[Records from a data collection]

- - - - - - -

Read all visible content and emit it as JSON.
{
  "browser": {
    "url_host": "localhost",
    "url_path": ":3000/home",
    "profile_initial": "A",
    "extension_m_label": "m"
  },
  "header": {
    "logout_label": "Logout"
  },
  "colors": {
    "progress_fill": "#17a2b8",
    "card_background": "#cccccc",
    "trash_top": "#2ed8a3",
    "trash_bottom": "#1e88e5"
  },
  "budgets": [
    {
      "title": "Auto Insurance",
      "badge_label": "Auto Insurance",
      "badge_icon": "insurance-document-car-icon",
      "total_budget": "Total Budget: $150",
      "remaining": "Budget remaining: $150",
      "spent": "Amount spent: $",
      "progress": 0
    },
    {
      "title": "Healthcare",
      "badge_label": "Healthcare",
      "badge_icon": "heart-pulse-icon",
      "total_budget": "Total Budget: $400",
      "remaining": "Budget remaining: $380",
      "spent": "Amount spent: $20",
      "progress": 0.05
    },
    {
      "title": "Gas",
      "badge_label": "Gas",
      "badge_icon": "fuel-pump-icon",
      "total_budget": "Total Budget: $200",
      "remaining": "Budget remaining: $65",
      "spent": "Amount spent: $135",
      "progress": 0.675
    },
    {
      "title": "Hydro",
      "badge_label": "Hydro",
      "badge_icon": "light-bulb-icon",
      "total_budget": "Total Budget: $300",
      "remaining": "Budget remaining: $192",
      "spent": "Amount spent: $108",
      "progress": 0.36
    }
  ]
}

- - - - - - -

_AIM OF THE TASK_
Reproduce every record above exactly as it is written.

_SOLUTION TO THE PROBLEM_
Read all visible content and emit it as JSON.
{
  "browser": {
    "url_host": "localhost",
    "url_path": ":3000/home",
    "profile_initial": "A",
    "extension_m_label": "m"
  },
  "header": {
    "logout_label": "Logout"
  },
  "colors": {
    "progress_fill": "#17a2b8",
    "card_background": "#cccccc",
    "trash_top": "#2ed8a3",
    "trash_bottom": "#1e88e5"
  },
  "budgets": [
    {
      "title": "Auto Insurance",
      "badge_label": "Auto Insurance",
      "badge_icon": "insurance-document-car-icon",
      "total_budget": "Total Budget: $150",
      "remaining": "Budget remaining: $150",
      "spent": "Amount spent: $",
      "progress": 0
    },
    {
      "title": "Healthcare",
      "badge_label": "Healthcare",
      "badge_icon": "heart-pulse-icon",
      "total_budget": "Total Budget: $400",
      "remaining": "Budget remaining: $380",
      "spent": "Amount spent: $20",
      "progress": 0.05
    },
    {
      "title": "Gas",
      "badge_label": "Gas",
      "badge_icon": "fuel-pump-icon",
      "total_budget": "Total Budget: $200",
      "remaining": "Budget remaining: $65",
      "spent": "Amount spent: $135",
      "progress": 0.675
    },
    {
      "title": "Hydro",
      "badge_label": "Hydro",
      "badge_icon": "light-bulb-icon",
      "total_budget": "Total Budget: $300",
      "remaining": "Budget remaining: $192",
      "spent": "Amount spent: $108",
      "progress": 0.36
    }
  ]
}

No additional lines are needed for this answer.